A 10 percent reduction would mean Hertford County would lose 11 teachers ($605,528) and Bertie County would suffer 10 losses in the classroom ($550,480). Northampton’s loss would increase to 8.5 or $467,908 and Gates County would lose $357,812 or 6.5 classroom positions.
With 10 percent reductions, neighboring counties would lose additional positions as well including Chowan County (8), Camden County (7), Halifax County (13.5), Roanoke Rapids City Schools (10), Weldon City Schools (4) and Martin County Schools (15).
While being a major part of the cuts to the local district, teachers will not be the only ones suffering if the 2011-12 state budget passes on significant education cuts.
Instructional support positions would be reduced in each of the counties as well at a rate of two for Bertie and Hertford counties and one for Gates and Northampton counties under the five percent cuts. The 10 percent cuts would not change the cuts for Bertie, Hertford or Gates counties, but would change Northampton’s losses to two.
The number of months paid for assistant principal positions would also be reduced, meaning the possibility of cuts in the number of assistant principals in each of the local counties.
The five percent reductions would see Bertie and Hertford counties suffer the loss of five months of employment for assistant principals, Northampton four months and Gates County three months.
In the 10 percent reduction scenario, the number for Bertie and Hertford counties would jump to eight months, with six for Northampton and four for Gates County Schools.

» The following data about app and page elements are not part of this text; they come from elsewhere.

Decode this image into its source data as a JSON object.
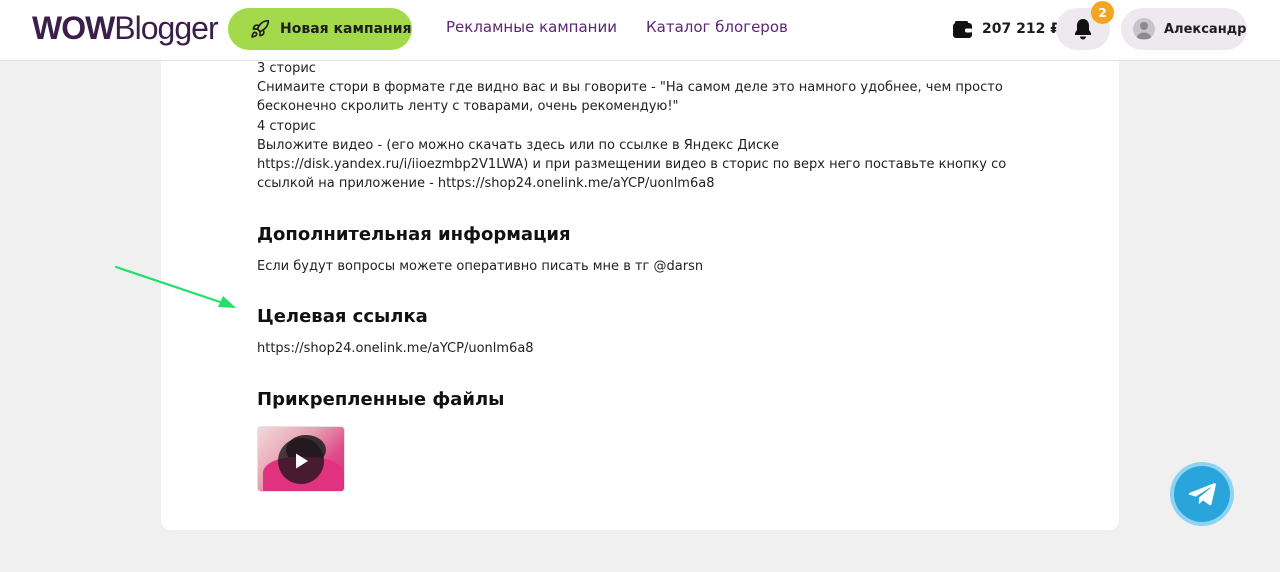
{
  "header": {
    "logo_bold": "WOW",
    "logo_light": "Blogger",
    "new_campaign_label": "Новая кампания",
    "nav": [
      {
        "label": "Рекламные кампании"
      },
      {
        "label": "Каталог блогеров"
      }
    ],
    "balance": "207 212 ₽",
    "notifications_count": "2",
    "user_name": "Александр"
  },
  "content": {
    "instructions": [
      "3 сторис",
      "Снимаите стори в формате где видно вас и вы говорите - \"На самом деле это намного удобнее, чем просто бесконечно скролить ленту с товарами, очень рекомендую!\"",
      "4 сторис",
      "Выложите видео - (его можно скачать здесь или по ссылке в Яндекс Диске https://disk.yandex.ru/i/iioezmbp2V1LWA) и при размещении видео в сторис по верх него поставьте кнопку со ссылкой на приложение - https://shop24.onelink.me/aYCP/uonlm6a8"
    ],
    "additional_title": "Дополнительная информация",
    "additional_text": "Если будут вопросы можете оперативно писать мне в тг @darsn",
    "target_title": "Целевая ссылка",
    "target_url": "https://shop24.onelink.me/aYCP/uonlm6a8",
    "files_title": "Прикрепленные файлы"
  },
  "colors": {
    "accent_green": "#a3d94a",
    "nav_purple": "#5b2674",
    "badge_orange": "#f5a524",
    "telegram_blue": "#2aa5dc",
    "annotation_arrow": "#22e06b"
  },
  "icons": {
    "new_campaign": "rocket-icon",
    "balance": "wallet-icon",
    "notifications": "bell-icon",
    "user": "user-avatar-icon",
    "attachment": "play-icon",
    "chat": "telegram-icon"
  }
}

The major losses, however, would come in the teacher assistant positions. With a five percent reduction, teacher assistants would be eliminated at grade three and placed in only half of second grade classrooms.

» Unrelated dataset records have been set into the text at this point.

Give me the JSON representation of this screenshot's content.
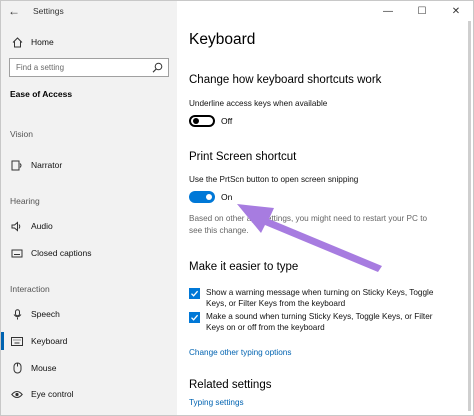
{
  "window": {
    "app_title": "Settings",
    "controls": {
      "minimize": "—",
      "maximize": "☐",
      "close": "✕"
    }
  },
  "sidebar": {
    "home_label": "Home",
    "search_placeholder": "Find a setting",
    "section_title": "Ease of Access",
    "groups": {
      "vision": "Vision",
      "hearing": "Hearing",
      "interaction": "Interaction"
    },
    "items": {
      "narrator": "Narrator",
      "audio": "Audio",
      "closed_captions": "Closed captions",
      "speech": "Speech",
      "keyboard": "Keyboard",
      "mouse": "Mouse",
      "eye_control": "Eye control"
    },
    "active_item": "Keyboard"
  },
  "main": {
    "title": "Keyboard",
    "shortcuts_heading": "Change how keyboard shortcuts work",
    "underline_label": "Underline access keys when available",
    "underline_state": "Off",
    "print_screen_heading": "Print Screen shortcut",
    "prtscn_label": "Use the PrtScn button to open screen snipping",
    "prtscn_state": "On",
    "restart_note_line1": "Based on other app settings, you might need to restart your PC to",
    "restart_note_line2": "see this change.",
    "typing_heading": "Make it easier to type",
    "checkbox_warning": "Show a warning message when turning on Sticky Keys, Toggle Keys, or Filter Keys from the keyboard",
    "checkbox_sound": "Make a sound when turning Sticky Keys, Toggle Keys, or Filter Keys on or off from the keyboard",
    "typing_options_link": "Change other typing options",
    "related_heading": "Related settings",
    "typing_settings_link": "Typing settings"
  },
  "colors": {
    "accent": "#0078d7",
    "sidebar_bg": "#f2f2f2",
    "annotation_arrow": "#a77ce0"
  }
}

That would mean Hertford County would be cut $429,890, Bertie County would lose $390,294 in funding, Gates County would lose $227,388 and Northampton County $377,850 for teacher assistants.
A 10 percent cut would mean teacher assistants would be eliminated in all classrooms except kindergarten.

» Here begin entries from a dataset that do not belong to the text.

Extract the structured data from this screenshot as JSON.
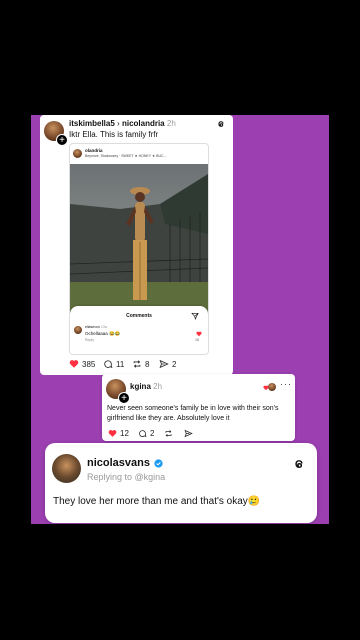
{
  "card1": {
    "username": "itskimbella5",
    "reply_to": "nicolandria",
    "time": "2h",
    "text": "Iktr Ella. This is family frfr",
    "likes": "385",
    "comments": "11",
    "reposts": "8",
    "shares": "2"
  },
  "embedded_post": {
    "username": "olandria",
    "song": "Beyoncé, Shaboozey · SWEET ★ HONEY ★ BUC...",
    "comments_title": "Comments",
    "comment_user": "ellasevon",
    "comment_time": "10w",
    "comment_text": "Ochellaaaa 😂😂",
    "comment_reply": "Reply",
    "comment_likes": "18"
  },
  "card2": {
    "username": "kgina",
    "time": "2h",
    "text": "Never seen someone's family be in love with their son's girlfriend like they are. Absolutely love it",
    "likes": "12",
    "comments": "2"
  },
  "card3": {
    "username": "nicolasvans",
    "replying": "Replying to @kgina",
    "text": "They love her more than me and that's okay🥲"
  },
  "colors": {
    "background": "#000000",
    "panel": "#9b3fb1",
    "like_red": "#ff3040",
    "verified": "#1d9bf0"
  }
}
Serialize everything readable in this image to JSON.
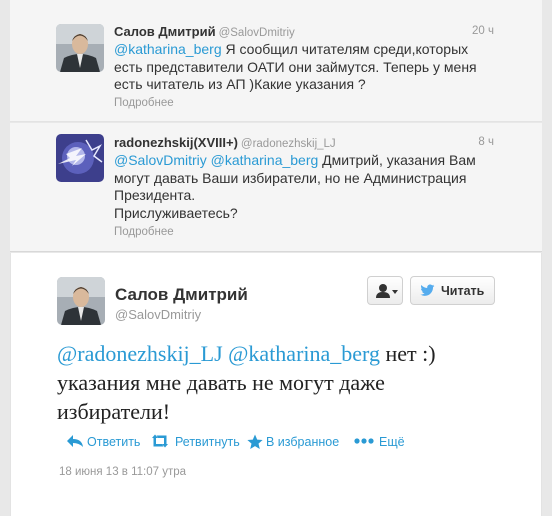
{
  "tweets": {
    "first": {
      "fullname": "Салов Дмитрий",
      "screen_name": "@SalovDmitriy",
      "time": "20 ч",
      "mention1": "@katharina_berg",
      "text_line1": " Я сообщил читателям среди,которых",
      "text_line2": "есть представители ОАТИ они займутся. Теперь у меня",
      "text_line3": "есть читатель из АП )Какие указания ?",
      "more": "Подробнее"
    },
    "second": {
      "fullname": "radonezhskij(XVIII+)",
      "screen_name": "@radonezhskij_LJ",
      "time": "8 ч",
      "mention1": "@SalovDmitriy",
      "mention2": "@katharina_berg",
      "text_line1": " Дмитрий, указания Вам",
      "text_line2": "могут давать Ваши избиратели, но не Администрация",
      "text_line3": "Президента.",
      "text_line4": "Прислуживаетесь?",
      "more": "Подробнее"
    },
    "main": {
      "fullname": "Салов Дмитрий",
      "screen_name": "@SalovDmitriy",
      "follow_label": "Читать",
      "mention1": "@radonezhskij_LJ",
      "mention2": "@katharina_berg",
      "text_part1": " нет :)",
      "text_line2": "указания мне давать не могут даже",
      "text_line3": "избиратели!",
      "actions": {
        "reply": "Ответить",
        "retweet": "Ретвитнуть",
        "favorite": "В избранное",
        "more": "Ещё"
      },
      "timestamp": "18 июня 13 в 11:07 утра"
    }
  },
  "colors": {
    "link": "#2a9ad4",
    "muted": "#999999",
    "context_bg": "#f5f5f5",
    "page_bg": "#e8e8e8",
    "twitter_bird": "#55acee"
  },
  "icons": [
    "user-dropdown-icon",
    "twitter-bird-icon",
    "reply-icon",
    "retweet-icon",
    "star-icon",
    "more-dots-icon"
  ]
}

Those cuts would mean the districts would lose even more in teacher assistant funding. The totals would be: Hertford County ($888, 061), Bertie County ($722,983), Northampton County ($702,530) and Gates County ($425,364).
The total cost in cuts, should the North Carolina General Assembly slice education funding, would be in the millions of dollars in the Roanoke-Chowan region.
Hertford County would lose $1.099 million with just a five percent cut and that number would jump to $1.7 million with a 10 percent reduction. Bertie stands to lose $1.05 million with a five percent cut and $1.5 million at 10 percent.
Northampton’s losses will be $885,202 with a five percent cut and will move over the million dollar mark ($1.38 million) with a 10 percent decrease.
Gates County would be cut $634, 257 with a five percent state reduction and $910,932 with a 10 percent cut.
Other regional cuts that would be over the $1 million mark with a five percent cut would be Beaufort County ($2.5 million), Currituck County ($1.3 million), Dare County ($1.7 million), Halifax County ($1.4 million), Roanoke Rapids City Schools ($1 million) and Martin County ($1.4 million).
Next: R-C area educational leaders react to possible state budget cuts.